Print all records exactly, pictures left out.

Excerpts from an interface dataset
§ §
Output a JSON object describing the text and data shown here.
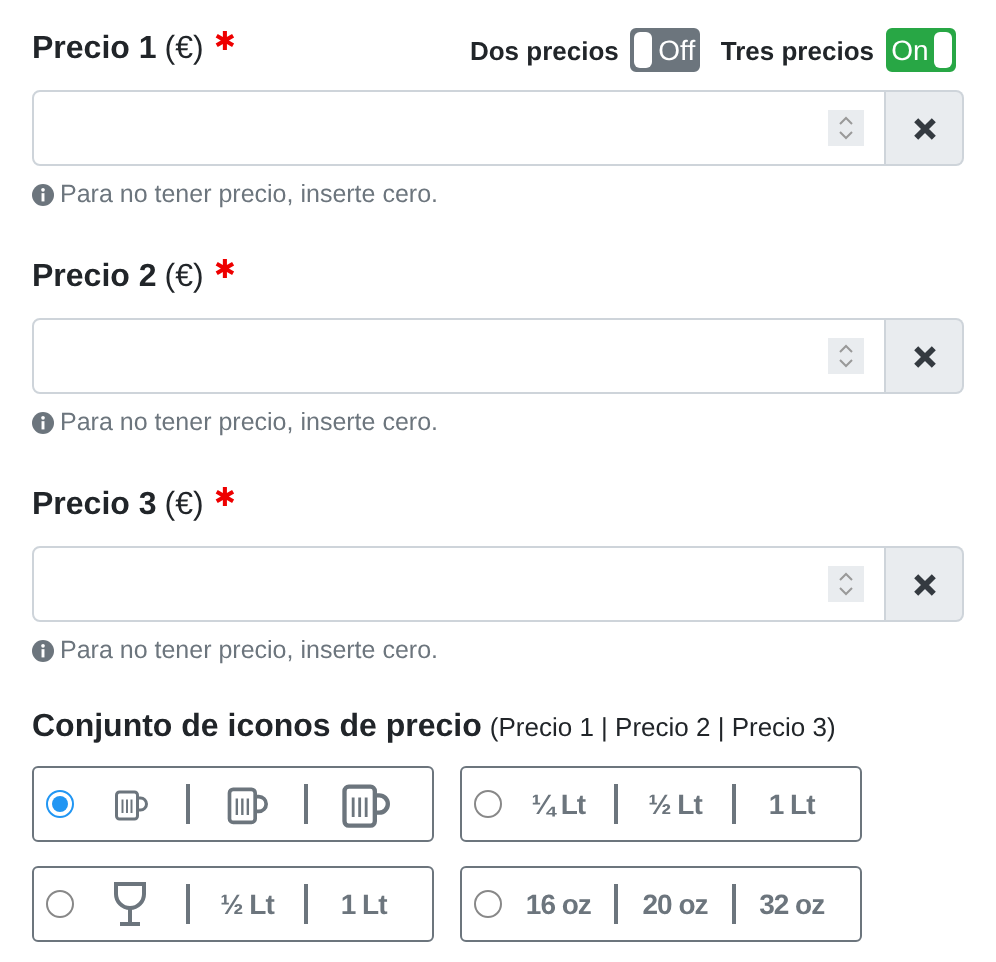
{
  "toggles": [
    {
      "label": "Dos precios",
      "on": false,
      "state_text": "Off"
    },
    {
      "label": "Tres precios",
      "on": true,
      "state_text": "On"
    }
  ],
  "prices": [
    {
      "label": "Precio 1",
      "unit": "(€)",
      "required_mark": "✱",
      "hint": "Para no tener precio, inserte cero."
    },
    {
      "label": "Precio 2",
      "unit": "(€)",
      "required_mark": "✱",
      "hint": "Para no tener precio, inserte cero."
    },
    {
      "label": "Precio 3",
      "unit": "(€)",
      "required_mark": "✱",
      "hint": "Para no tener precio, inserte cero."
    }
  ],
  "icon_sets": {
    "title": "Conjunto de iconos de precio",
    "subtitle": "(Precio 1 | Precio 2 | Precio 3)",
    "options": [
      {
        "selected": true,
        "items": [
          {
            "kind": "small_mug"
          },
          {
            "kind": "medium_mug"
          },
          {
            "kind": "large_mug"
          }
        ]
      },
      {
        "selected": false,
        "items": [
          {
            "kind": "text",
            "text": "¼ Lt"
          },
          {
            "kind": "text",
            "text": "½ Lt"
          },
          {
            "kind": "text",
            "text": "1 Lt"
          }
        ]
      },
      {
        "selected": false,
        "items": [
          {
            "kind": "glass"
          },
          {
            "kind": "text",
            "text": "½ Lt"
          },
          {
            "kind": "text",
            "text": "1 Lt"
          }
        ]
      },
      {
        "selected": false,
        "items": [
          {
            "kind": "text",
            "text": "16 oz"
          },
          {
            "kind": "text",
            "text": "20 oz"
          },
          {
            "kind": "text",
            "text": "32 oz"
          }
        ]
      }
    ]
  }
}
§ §
_Reply:_
Output a JSON object describing the text and data shown here.
{
  "toggles": [
    {
      "label": "Dos precios",
      "on": false,
      "state_text": "Off"
    },
    {
      "label": "Tres precios",
      "on": true,
      "state_text": "On"
    }
  ],
  "prices": [
    {
      "label": "Precio 1",
      "unit": "(€)",
      "required_mark": "✱",
      "hint": "Para no tener precio, inserte cero."
    },
    {
      "label": "Precio 2",
      "unit": "(€)",
      "required_mark": "✱",
      "hint": "Para no tener precio, inserte cero."
    },
    {
      "label": "Precio 3",
      "unit": "(€)",
      "required_mark": "✱",
      "hint": "Para no tener precio, inserte cero."
    }
  ],
  "icon_sets": {
    "title": "Conjunto de iconos de precio",
    "subtitle": "(Precio 1 | Precio 2 | Precio 3)",
    "options": [
      {
        "selected": true,
        "items": [
          {
            "kind": "small_mug"
          },
          {
            "kind": "medium_mug"
          },
          {
            "kind": "large_mug"
          }
        ]
      },
      {
        "selected": false,
        "items": [
          {
            "kind": "text",
            "text": "¼ Lt"
          },
          {
            "kind": "text",
            "text": "½ Lt"
          },
          {
            "kind": "text",
            "text": "1 Lt"
          }
        ]
      },
      {
        "selected": false,
        "items": [
          {
            "kind": "glass"
          },
          {
            "kind": "text",
            "text": "½ Lt"
          },
          {
            "kind": "text",
            "text": "1 Lt"
          }
        ]
      },
      {
        "selected": false,
        "items": [
          {
            "kind": "text",
            "text": "16 oz"
          },
          {
            "kind": "text",
            "text": "20 oz"
          },
          {
            "kind": "text",
            "text": "32 oz"
          }
        ]
      }
    ]
  }
}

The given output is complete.